WORK INSTRUCTIONS ▸
Please set down each of the lines below once more, exactly, omitting all pictures.

Stored records
Start of Block
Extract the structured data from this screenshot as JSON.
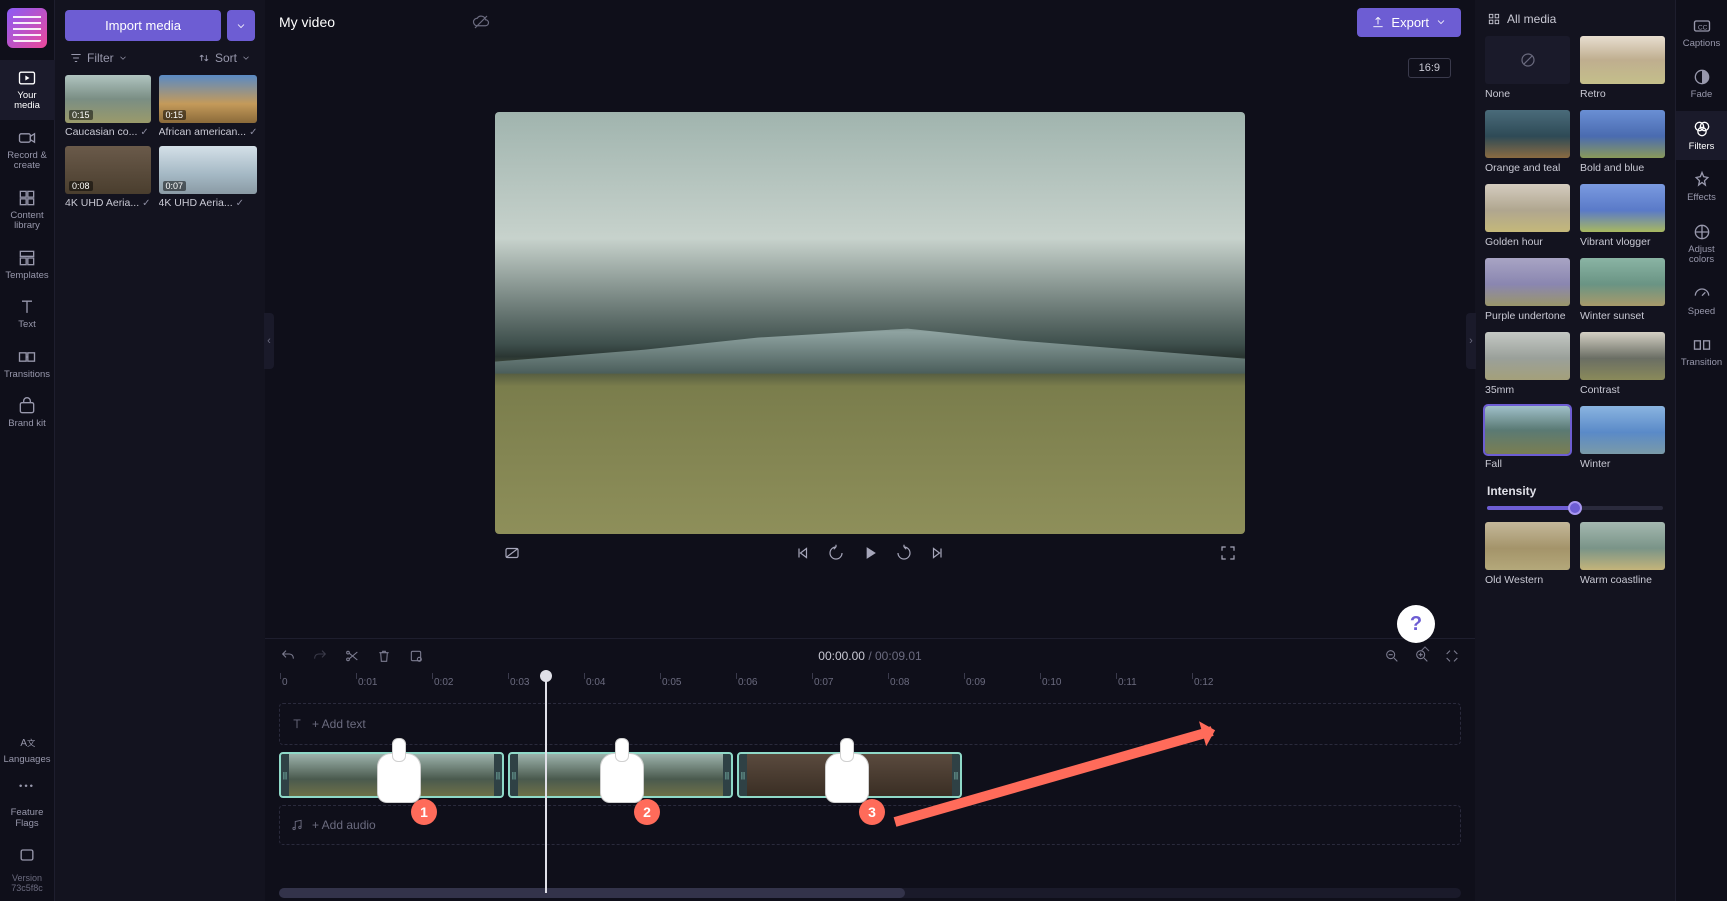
{
  "left_rail": {
    "your_media": "Your media",
    "record": "Record & create",
    "content": "Content library",
    "templates": "Templates",
    "text": "Text",
    "transitions": "Transitions",
    "brand": "Brand kit",
    "languages": "Languages",
    "feature": "Feature Flags",
    "version_label": "Version",
    "version_value": "73c5f8c"
  },
  "media_panel": {
    "import": "Import media",
    "filter": "Filter",
    "sort": "Sort",
    "items": [
      {
        "dur": "0:15",
        "name": "Caucasian co..."
      },
      {
        "dur": "0:15",
        "name": "African american..."
      },
      {
        "dur": "0:08",
        "name": "4K UHD Aeria..."
      },
      {
        "dur": "0:07",
        "name": "4K UHD Aeria..."
      }
    ]
  },
  "top_bar": {
    "title": "My video",
    "export": "Export"
  },
  "preview": {
    "aspect": "16:9"
  },
  "timeline": {
    "current": "00:00.00",
    "total": "00:09.01",
    "ticks": [
      "0",
      "0:01",
      "0:02",
      "0:03",
      "0:04",
      "0:05",
      "0:06",
      "0:07",
      "0:08",
      "0:09",
      "0:10",
      "0:11",
      "0:12"
    ],
    "add_text": "+ Add text",
    "add_audio": "+ Add audio"
  },
  "right_panel": {
    "header": "All media",
    "intensity": "Intensity",
    "intensity_value": 50,
    "filters": [
      {
        "name": "None",
        "cls": "ft-none"
      },
      {
        "name": "Retro",
        "cls": "ft-retro"
      },
      {
        "name": "Orange and teal",
        "cls": "ft-orange"
      },
      {
        "name": "Bold and blue",
        "cls": "ft-bold"
      },
      {
        "name": "Golden hour",
        "cls": "ft-golden"
      },
      {
        "name": "Vibrant vlogger",
        "cls": "ft-vibrant"
      },
      {
        "name": "Purple undertone",
        "cls": "ft-purple"
      },
      {
        "name": "Winter sunset",
        "cls": "ft-wsunset"
      },
      {
        "name": "35mm",
        "cls": "ft-35"
      },
      {
        "name": "Contrast",
        "cls": "ft-contrast"
      },
      {
        "name": "Fall",
        "cls": "ft-fall",
        "selected": true
      },
      {
        "name": "Winter",
        "cls": "ft-winter"
      },
      {
        "name": "Old Western",
        "cls": "ft-owest"
      },
      {
        "name": "Warm coastline",
        "cls": "ft-warm"
      }
    ]
  },
  "right_rail": {
    "captions": "Captions",
    "fade": "Fade",
    "filters": "Filters",
    "effects": "Effects",
    "adjust": "Adjust colors",
    "speed": "Speed",
    "transition": "Transition"
  },
  "annotations": {
    "p1": "1",
    "p2": "2",
    "p3": "3"
  }
}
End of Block
WRITTEN RESPONSE ▸
Extract the structured data from this screenshot as JSON.
{
  "left_rail": {
    "your_media": "Your media",
    "record": "Record & create",
    "content": "Content library",
    "templates": "Templates",
    "text": "Text",
    "transitions": "Transitions",
    "brand": "Brand kit",
    "languages": "Languages",
    "feature": "Feature Flags",
    "version_label": "Version",
    "version_value": "73c5f8c"
  },
  "media_panel": {
    "import": "Import media",
    "filter": "Filter",
    "sort": "Sort",
    "items": [
      {
        "dur": "0:15",
        "name": "Caucasian co..."
      },
      {
        "dur": "0:15",
        "name": "African american..."
      },
      {
        "dur": "0:08",
        "name": "4K UHD Aeria..."
      },
      {
        "dur": "0:07",
        "name": "4K UHD Aeria..."
      }
    ]
  },
  "top_bar": {
    "title": "My video",
    "export": "Export"
  },
  "preview": {
    "aspect": "16:9"
  },
  "timeline": {
    "current": "00:00.00",
    "total": "00:09.01",
    "ticks": [
      "0",
      "0:01",
      "0:02",
      "0:03",
      "0:04",
      "0:05",
      "0:06",
      "0:07",
      "0:08",
      "0:09",
      "0:10",
      "0:11",
      "0:12"
    ],
    "add_text": "+ Add text",
    "add_audio": "+ Add audio"
  },
  "right_panel": {
    "header": "All media",
    "intensity": "Intensity",
    "intensity_value": 50,
    "filters": [
      {
        "name": "None",
        "cls": "ft-none"
      },
      {
        "name": "Retro",
        "cls": "ft-retro"
      },
      {
        "name": "Orange and teal",
        "cls": "ft-orange"
      },
      {
        "name": "Bold and blue",
        "cls": "ft-bold"
      },
      {
        "name": "Golden hour",
        "cls": "ft-golden"
      },
      {
        "name": "Vibrant vlogger",
        "cls": "ft-vibrant"
      },
      {
        "name": "Purple undertone",
        "cls": "ft-purple"
      },
      {
        "name": "Winter sunset",
        "cls": "ft-wsunset"
      },
      {
        "name": "35mm",
        "cls": "ft-35"
      },
      {
        "name": "Contrast",
        "cls": "ft-contrast"
      },
      {
        "name": "Fall",
        "cls": "ft-fall",
        "selected": true
      },
      {
        "name": "Winter",
        "cls": "ft-winter"
      },
      {
        "name": "Old Western",
        "cls": "ft-owest"
      },
      {
        "name": "Warm coastline",
        "cls": "ft-warm"
      }
    ]
  },
  "right_rail": {
    "captions": "Captions",
    "fade": "Fade",
    "filters": "Filters",
    "effects": "Effects",
    "adjust": "Adjust colors",
    "speed": "Speed",
    "transition": "Transition"
  },
  "annotations": {
    "p1": "1",
    "p2": "2",
    "p3": "3"
  }
}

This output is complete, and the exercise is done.